● Problem to solve
Count the lines of the records below that hold the word "Test", and give only the number.

(Data items)
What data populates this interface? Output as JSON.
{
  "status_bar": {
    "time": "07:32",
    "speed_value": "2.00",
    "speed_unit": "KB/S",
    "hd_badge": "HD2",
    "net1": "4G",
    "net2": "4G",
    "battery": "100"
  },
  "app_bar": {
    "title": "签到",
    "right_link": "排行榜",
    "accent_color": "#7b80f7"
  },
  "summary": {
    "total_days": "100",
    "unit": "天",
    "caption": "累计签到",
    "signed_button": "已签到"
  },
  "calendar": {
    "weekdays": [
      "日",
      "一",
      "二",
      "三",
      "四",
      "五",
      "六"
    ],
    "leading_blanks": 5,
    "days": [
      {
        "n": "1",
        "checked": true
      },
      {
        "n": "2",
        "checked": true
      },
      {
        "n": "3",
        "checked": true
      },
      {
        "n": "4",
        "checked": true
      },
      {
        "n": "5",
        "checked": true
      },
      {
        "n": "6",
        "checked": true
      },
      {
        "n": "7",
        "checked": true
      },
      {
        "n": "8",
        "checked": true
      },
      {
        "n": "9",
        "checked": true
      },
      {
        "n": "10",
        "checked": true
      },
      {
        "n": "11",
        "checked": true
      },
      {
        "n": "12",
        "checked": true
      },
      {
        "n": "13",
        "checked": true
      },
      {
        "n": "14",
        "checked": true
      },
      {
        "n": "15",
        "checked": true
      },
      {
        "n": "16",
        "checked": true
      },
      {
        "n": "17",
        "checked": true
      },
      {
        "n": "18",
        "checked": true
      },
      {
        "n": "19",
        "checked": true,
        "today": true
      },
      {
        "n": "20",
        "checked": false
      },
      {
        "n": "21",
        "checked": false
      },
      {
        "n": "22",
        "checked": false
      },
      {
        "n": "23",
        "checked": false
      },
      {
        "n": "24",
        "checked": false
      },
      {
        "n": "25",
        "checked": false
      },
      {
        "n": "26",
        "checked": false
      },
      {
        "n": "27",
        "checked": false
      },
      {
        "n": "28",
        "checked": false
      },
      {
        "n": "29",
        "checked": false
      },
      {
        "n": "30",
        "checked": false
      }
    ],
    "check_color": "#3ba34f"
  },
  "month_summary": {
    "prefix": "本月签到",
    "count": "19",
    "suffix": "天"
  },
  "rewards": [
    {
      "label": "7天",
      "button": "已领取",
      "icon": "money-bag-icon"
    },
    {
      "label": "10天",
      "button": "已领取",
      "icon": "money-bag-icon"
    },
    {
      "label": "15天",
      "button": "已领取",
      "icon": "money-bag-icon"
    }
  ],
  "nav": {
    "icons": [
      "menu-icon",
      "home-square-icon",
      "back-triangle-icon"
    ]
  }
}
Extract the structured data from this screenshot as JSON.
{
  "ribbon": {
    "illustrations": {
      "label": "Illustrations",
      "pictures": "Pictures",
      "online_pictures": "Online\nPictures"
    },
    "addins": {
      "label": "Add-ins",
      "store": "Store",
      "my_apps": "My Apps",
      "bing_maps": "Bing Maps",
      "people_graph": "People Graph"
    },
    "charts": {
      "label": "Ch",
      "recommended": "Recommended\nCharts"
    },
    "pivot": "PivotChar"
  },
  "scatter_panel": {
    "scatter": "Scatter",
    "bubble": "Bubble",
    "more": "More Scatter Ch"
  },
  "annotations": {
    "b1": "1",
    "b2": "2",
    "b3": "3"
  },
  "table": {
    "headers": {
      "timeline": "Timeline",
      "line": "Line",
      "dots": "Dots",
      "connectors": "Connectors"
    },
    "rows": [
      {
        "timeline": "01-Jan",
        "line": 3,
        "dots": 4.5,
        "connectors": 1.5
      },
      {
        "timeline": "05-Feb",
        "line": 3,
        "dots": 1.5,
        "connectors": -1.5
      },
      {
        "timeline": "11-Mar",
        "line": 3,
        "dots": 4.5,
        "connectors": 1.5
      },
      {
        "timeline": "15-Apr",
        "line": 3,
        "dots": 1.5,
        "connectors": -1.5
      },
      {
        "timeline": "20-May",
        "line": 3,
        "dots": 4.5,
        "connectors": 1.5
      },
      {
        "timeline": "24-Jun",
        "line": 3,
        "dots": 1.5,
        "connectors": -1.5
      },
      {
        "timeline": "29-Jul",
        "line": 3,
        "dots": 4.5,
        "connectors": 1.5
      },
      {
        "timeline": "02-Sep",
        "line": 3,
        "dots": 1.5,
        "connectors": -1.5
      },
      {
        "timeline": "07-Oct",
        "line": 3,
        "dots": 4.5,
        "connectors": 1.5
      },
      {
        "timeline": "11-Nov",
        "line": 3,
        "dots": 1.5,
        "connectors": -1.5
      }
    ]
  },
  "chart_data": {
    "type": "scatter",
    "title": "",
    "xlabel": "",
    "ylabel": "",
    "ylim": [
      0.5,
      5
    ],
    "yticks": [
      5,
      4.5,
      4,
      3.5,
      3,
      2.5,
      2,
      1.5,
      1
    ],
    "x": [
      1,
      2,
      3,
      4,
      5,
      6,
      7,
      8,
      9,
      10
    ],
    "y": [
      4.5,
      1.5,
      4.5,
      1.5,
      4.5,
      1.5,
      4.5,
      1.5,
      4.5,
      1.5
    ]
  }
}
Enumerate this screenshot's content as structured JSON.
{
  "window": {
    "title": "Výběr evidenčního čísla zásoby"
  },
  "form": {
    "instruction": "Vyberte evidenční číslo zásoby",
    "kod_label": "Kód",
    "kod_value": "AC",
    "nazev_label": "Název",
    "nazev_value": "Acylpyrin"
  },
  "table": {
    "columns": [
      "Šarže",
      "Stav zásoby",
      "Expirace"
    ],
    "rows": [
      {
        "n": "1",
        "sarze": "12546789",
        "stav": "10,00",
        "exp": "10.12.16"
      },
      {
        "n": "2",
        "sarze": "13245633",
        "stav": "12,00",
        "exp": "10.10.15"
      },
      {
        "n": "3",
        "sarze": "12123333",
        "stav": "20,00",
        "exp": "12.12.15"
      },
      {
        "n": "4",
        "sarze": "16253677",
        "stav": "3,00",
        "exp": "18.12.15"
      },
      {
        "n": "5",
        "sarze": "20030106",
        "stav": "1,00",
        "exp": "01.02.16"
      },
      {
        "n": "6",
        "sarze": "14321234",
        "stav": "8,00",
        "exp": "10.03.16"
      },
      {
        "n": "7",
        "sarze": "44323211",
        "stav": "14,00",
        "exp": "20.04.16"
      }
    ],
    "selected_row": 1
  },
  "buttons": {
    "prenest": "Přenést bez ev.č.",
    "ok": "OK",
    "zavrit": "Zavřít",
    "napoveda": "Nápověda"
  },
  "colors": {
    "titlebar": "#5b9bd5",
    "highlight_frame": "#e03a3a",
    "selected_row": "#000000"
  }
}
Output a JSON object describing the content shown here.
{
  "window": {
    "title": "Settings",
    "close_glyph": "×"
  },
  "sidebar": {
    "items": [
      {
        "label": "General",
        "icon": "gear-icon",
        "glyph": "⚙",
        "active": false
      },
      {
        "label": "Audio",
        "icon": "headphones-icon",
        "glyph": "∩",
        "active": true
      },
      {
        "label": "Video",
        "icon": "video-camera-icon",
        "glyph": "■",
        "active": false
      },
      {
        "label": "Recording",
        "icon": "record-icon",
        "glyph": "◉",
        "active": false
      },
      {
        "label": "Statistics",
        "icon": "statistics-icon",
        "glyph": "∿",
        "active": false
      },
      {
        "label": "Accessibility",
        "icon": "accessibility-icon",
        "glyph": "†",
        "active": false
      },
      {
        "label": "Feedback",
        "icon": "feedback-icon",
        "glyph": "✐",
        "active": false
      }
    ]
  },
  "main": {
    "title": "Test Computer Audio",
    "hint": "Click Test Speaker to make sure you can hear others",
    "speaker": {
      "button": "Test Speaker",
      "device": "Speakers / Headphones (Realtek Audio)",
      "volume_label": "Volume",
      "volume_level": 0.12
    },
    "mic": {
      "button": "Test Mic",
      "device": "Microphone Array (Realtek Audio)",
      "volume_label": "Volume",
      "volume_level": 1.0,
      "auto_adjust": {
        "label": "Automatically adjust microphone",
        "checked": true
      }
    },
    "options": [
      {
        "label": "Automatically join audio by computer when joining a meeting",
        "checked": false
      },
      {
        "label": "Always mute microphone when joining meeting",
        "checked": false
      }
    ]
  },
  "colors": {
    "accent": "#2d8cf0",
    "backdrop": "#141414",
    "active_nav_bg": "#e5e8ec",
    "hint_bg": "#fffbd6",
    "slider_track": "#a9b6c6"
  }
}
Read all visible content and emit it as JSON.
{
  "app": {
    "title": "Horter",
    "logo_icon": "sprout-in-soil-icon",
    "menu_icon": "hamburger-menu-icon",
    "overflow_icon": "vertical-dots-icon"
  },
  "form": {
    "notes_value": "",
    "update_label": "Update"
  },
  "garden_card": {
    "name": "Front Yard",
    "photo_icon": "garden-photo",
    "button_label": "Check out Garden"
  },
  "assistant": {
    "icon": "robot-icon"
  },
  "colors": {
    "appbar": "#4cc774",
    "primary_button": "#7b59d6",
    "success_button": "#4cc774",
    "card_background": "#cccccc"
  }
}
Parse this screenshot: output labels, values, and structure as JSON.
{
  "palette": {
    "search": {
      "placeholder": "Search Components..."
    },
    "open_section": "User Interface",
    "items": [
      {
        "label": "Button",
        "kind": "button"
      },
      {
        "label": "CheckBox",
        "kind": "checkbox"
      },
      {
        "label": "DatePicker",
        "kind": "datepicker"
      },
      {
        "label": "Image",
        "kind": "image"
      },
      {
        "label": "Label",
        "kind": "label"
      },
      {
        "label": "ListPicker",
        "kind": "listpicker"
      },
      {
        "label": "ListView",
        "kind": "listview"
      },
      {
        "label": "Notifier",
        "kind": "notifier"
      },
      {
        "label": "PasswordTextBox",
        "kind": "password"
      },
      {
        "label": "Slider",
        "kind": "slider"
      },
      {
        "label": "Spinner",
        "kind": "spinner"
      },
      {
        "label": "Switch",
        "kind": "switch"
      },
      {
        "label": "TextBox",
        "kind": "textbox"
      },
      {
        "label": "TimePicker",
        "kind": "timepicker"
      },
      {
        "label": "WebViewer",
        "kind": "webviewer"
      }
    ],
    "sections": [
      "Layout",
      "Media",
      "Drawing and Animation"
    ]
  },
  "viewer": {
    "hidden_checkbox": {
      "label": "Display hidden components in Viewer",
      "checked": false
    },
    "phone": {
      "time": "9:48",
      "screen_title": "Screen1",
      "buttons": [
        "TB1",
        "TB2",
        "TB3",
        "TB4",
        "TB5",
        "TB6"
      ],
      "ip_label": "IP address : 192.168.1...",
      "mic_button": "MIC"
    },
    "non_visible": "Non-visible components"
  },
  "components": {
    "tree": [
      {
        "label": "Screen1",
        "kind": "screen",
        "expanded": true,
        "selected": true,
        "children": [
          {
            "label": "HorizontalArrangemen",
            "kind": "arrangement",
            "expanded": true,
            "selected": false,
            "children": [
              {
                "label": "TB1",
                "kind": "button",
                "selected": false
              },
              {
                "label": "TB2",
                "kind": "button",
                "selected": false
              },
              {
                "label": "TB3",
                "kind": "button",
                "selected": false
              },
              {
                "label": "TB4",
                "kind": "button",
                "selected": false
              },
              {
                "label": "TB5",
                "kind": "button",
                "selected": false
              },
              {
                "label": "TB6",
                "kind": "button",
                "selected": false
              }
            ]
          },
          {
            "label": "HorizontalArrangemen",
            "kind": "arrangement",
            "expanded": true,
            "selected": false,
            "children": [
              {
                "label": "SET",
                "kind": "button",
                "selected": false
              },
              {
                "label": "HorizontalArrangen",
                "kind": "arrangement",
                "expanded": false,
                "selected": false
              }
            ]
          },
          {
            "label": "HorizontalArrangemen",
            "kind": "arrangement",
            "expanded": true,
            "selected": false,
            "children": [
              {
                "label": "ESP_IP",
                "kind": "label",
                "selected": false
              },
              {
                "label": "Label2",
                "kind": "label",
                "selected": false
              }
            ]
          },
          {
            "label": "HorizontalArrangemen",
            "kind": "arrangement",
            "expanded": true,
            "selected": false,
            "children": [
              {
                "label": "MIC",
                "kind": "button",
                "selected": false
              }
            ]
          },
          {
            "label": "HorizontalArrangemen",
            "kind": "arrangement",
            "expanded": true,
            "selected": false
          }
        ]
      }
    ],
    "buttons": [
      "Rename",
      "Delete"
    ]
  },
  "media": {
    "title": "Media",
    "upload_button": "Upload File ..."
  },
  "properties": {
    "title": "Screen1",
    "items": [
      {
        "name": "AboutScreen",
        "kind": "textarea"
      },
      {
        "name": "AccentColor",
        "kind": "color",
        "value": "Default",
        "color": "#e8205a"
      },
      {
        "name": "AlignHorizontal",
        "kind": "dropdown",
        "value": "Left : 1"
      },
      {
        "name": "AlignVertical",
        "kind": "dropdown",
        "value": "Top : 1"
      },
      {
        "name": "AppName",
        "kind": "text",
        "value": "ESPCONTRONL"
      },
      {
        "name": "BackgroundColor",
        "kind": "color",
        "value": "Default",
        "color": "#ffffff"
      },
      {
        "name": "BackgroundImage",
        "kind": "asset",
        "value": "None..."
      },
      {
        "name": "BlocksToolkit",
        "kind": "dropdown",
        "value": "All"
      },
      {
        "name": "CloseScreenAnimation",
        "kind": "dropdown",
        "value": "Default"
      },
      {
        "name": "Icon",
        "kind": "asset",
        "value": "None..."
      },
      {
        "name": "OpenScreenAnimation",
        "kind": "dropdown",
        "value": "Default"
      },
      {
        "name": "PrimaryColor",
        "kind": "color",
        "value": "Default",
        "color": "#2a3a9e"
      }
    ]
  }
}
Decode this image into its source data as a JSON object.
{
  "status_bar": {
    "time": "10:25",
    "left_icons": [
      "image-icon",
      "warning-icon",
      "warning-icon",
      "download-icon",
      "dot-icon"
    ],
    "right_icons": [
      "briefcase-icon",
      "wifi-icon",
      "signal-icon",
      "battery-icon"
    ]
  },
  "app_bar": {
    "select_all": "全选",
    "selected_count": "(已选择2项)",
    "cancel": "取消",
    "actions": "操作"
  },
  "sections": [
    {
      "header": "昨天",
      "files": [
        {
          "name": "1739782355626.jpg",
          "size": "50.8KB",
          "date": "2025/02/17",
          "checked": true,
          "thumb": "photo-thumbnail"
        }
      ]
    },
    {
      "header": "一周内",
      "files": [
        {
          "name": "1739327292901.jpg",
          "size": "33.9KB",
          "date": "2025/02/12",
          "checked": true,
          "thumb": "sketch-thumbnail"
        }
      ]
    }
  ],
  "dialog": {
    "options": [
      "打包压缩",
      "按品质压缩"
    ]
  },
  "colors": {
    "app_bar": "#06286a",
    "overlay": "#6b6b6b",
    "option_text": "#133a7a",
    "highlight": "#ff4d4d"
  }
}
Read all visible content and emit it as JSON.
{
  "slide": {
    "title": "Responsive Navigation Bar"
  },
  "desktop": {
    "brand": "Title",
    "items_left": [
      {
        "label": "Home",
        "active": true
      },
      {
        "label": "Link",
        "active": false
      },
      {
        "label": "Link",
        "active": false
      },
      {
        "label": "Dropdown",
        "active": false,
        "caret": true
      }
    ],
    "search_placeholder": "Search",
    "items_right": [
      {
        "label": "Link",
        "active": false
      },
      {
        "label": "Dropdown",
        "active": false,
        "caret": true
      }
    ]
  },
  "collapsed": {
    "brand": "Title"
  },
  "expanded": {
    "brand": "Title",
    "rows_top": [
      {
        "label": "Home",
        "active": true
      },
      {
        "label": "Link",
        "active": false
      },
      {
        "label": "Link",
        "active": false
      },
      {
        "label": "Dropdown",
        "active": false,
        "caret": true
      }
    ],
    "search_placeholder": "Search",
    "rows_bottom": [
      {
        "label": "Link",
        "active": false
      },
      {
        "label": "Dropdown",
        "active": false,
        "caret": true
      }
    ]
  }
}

● Answer below
4